The e-mail reader in bada. For some reason, only the subject lines could be read. Also, Facebook reported successful logins from ‘Samsung Mobile’ despite the login errors above.
The Samsung Wave comes with a built-in maps application which is confusingly named “Navigation”. In terms of the interface, it’s quite similar to Google Maps (scroll to pan, pinch to zoom in and zoom out). The map highlights restaurants, pubs, cafés and bus stops but unlike Google Maps doesn’t provide any information on the establishments such as a rating or a photo. I didn’t like the clunky search interface either which had an individual field for country, town, street and house number as well as a separate menu for “points of interest”. The single search box of Google Maps is a much nicer, more elegant and more natural way to search.
We also think it would have been a nice touch to include free turn-by-turn GPS navigation. Android smartphones now provide this and Nokia provide it with their free Ovi Maps service.
The maps interface in bada.
Connecting the Samsung Wave to a computer
I was able to connect our phone to a computer running Windows Vista by using the Samsung Kies software (126MB download from the Samsung website plus further downloads during installation). However, despite several attempts and reinstalls I was unable to update the firmware on the Wave as Kies prompted me to do. I received the error: “MSC.Thunder.FirmwareUpdate has stopped working”. Quite frankly, I’ve given up trying now… I’ve stayed up until 3am for two nights, searched Google and online forums for solutions, consulted Twitter and I’ve still had no luck. I can’t imagine how the “average user” would fare trying to update their firmware through Kies.

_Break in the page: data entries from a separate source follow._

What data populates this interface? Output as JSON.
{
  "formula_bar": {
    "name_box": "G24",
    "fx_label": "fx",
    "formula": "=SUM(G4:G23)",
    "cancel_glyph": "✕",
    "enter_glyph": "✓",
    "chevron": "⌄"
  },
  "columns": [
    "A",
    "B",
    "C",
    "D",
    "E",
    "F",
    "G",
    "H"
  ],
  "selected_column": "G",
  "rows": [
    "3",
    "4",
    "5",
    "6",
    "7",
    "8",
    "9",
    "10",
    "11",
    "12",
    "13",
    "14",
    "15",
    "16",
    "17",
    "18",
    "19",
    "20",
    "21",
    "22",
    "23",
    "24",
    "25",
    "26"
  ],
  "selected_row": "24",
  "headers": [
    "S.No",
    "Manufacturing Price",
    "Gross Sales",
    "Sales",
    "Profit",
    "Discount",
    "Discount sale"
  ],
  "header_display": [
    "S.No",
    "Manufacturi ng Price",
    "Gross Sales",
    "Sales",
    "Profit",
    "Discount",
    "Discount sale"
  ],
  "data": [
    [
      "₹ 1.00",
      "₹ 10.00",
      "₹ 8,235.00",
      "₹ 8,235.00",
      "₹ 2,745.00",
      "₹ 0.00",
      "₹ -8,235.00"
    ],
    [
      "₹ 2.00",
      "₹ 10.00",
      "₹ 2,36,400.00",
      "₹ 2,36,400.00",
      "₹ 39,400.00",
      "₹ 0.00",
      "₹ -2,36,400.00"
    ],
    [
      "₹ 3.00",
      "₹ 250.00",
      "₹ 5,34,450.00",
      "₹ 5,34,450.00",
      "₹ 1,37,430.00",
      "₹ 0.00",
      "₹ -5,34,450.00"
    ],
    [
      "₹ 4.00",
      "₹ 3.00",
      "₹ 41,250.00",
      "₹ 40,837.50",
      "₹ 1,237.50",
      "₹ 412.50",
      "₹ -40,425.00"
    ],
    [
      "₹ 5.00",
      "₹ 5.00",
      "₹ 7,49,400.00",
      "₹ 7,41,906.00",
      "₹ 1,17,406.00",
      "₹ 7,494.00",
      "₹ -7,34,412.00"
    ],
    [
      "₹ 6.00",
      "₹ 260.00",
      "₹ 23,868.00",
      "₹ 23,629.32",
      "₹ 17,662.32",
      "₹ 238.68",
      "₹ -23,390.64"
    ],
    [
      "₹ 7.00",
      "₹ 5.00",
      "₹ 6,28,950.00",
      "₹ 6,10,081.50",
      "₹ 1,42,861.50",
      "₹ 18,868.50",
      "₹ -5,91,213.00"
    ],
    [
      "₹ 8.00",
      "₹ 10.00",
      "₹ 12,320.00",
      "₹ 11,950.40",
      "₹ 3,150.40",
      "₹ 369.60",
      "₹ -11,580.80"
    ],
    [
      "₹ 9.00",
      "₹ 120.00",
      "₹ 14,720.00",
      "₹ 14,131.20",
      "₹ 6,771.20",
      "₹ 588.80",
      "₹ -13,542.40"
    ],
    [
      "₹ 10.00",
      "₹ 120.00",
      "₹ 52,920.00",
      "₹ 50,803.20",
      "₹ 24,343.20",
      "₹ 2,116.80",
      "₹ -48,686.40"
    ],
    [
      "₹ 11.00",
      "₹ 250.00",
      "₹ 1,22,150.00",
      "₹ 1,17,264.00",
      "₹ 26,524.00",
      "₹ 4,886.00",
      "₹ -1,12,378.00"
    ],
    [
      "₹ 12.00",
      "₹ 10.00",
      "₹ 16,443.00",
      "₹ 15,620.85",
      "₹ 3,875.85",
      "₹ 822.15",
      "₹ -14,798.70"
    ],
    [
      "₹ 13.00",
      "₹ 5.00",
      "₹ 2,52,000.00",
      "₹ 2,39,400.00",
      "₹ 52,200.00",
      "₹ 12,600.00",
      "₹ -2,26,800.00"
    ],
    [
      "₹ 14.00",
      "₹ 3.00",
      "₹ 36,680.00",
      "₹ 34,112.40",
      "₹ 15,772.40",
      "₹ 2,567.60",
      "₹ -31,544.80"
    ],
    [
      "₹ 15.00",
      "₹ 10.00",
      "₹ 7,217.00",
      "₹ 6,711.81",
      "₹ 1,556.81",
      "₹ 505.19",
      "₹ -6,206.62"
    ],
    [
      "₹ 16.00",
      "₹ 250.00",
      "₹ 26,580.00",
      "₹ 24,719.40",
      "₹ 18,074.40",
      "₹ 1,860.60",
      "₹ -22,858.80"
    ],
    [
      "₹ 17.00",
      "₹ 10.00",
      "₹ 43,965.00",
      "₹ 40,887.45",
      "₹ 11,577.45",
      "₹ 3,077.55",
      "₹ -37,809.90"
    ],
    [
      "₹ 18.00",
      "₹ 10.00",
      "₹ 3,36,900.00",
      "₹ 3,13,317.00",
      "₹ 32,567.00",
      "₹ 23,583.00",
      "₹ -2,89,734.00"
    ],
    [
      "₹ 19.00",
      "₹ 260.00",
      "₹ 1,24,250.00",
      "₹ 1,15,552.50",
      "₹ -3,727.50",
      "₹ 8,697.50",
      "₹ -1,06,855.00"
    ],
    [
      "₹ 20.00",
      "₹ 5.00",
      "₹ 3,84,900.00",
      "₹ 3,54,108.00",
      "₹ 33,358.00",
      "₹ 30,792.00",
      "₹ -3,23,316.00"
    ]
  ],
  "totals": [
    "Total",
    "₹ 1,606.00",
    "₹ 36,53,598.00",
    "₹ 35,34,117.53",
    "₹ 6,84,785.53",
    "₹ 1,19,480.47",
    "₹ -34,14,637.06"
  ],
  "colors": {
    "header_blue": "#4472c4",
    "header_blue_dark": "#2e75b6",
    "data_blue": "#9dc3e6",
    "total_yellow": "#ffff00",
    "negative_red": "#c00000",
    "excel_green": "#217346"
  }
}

The Samsung Wave is a frustrating phone to use. The main thing which lets it down is the bada operating system: there are many bugs to fix and lots of work needs to be done to improve the usability of the operating system and to “hold the user’s hand” just a little bit more. By this, we mean presenting clearer error messages, actionable notifications and a straightforward workflow.
Given how bada is a brand new operating system and the Wave is the first phone running on bada, it wouldn’t be fair to be too harsh about it now. Most likely, loads of work is going to be done on bada in the coming months and future iterations will be much better. We hope the team at Samsung will take on board some of our recommendations for bada. But for the purposes of this review, the Samsung Wave is simply not a phone we can recommend. For the time being, it’s better to stick to a tried and tested solution such as Android which has more support available, more extensive testing and a wider range of applications.
Disclosure Notice: As part of the “Samsung Mobilers” programme, Samsung have provided me with a Samsung Wave S8500 running bada OS for review. The views expressed in this article are totally my own and reflect solely my own experiences of using the device. At no point have Samsung attempted to influence the content or conclusions of this review.